While very much an upcoming health support strategy, peer support has been a mainstay of HIV care since the initial days of the epidemic, over 30 years ago. Faced with a climate of fear, ignorance and judgement about the condition, there were few places for people living with GRID (gay-related immune deficiency, as it was then) to get any kind of support. The gay community took up the challenge to look after its own when few others would, setting up organisations such as Body Positive and Terrence Higgins Trust to provide support and share what little information there was available.With few solutions to the myriad problems and opportunistic infections, medical staff tried to deal with symptoms and illnesses as they arose, while patients shared their difficulties, experiences and potential solutions (however unconventional) with each other.
As the epidemic grew and broadened, new peer-led organisations such as Positively Women, Mainliners, the AIDS Treatment Project and the UK Coalition of People Living with HIV (UKC) started providing targeted support. Shunned by wider society, turning to one another for help and support was the only realistic option and much of the focus of that support was to make those difficult last years of life more bearable.

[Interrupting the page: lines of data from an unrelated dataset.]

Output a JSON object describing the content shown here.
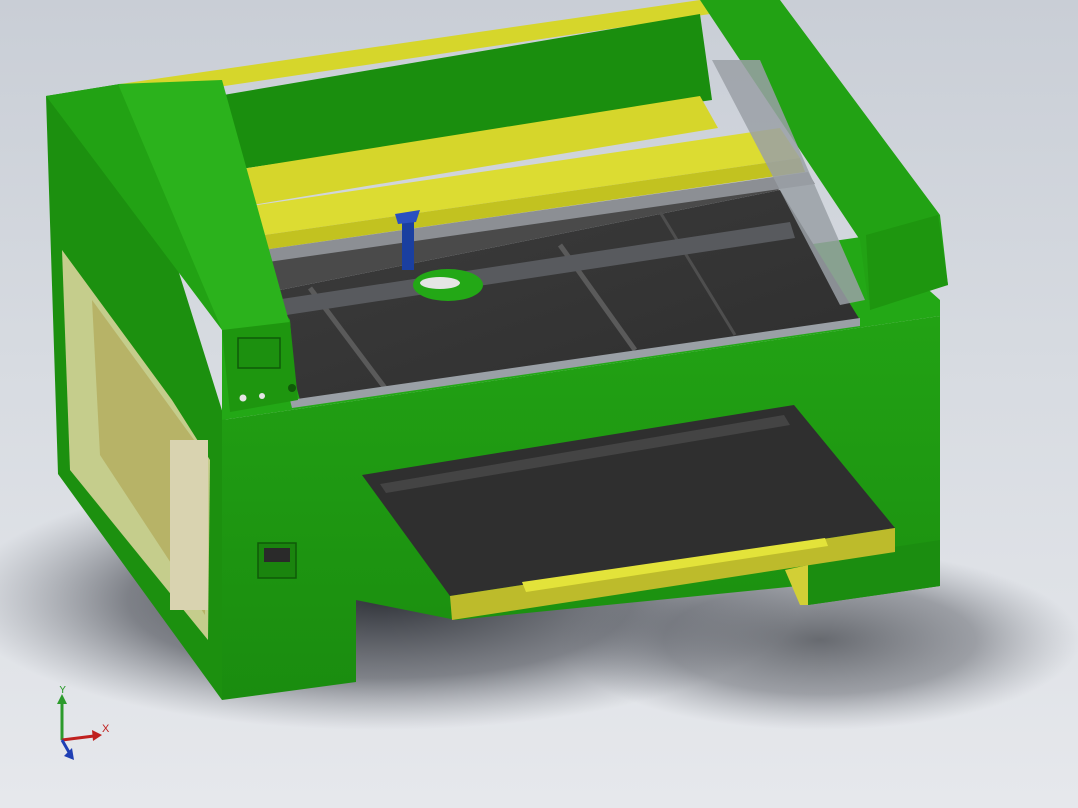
{
  "triad": {
    "x_label": "X",
    "y_label": "Y"
  },
  "colors": {
    "body_green": "#1f9a12",
    "body_green_dark": "#157a0b",
    "body_green_light": "#2cb01a",
    "rail_yellow": "#d6d62b",
    "rail_yellow_dark": "#b8b81d",
    "bed_dark": "#3a3a3a",
    "bed_darker": "#2b2b2b",
    "rail_gray": "#8c8f94",
    "laser_head_blue": "#1a3fa0",
    "glass_yellow": "#c9c47c",
    "axis_x": "#c0201e",
    "axis_y": "#2c9b2c",
    "axis_z": "#1f3fb4"
  }
}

The main focus was to help people to step out of their isolation into a welcoming space where they could meet others who were going through the same difficulties. Read more . . .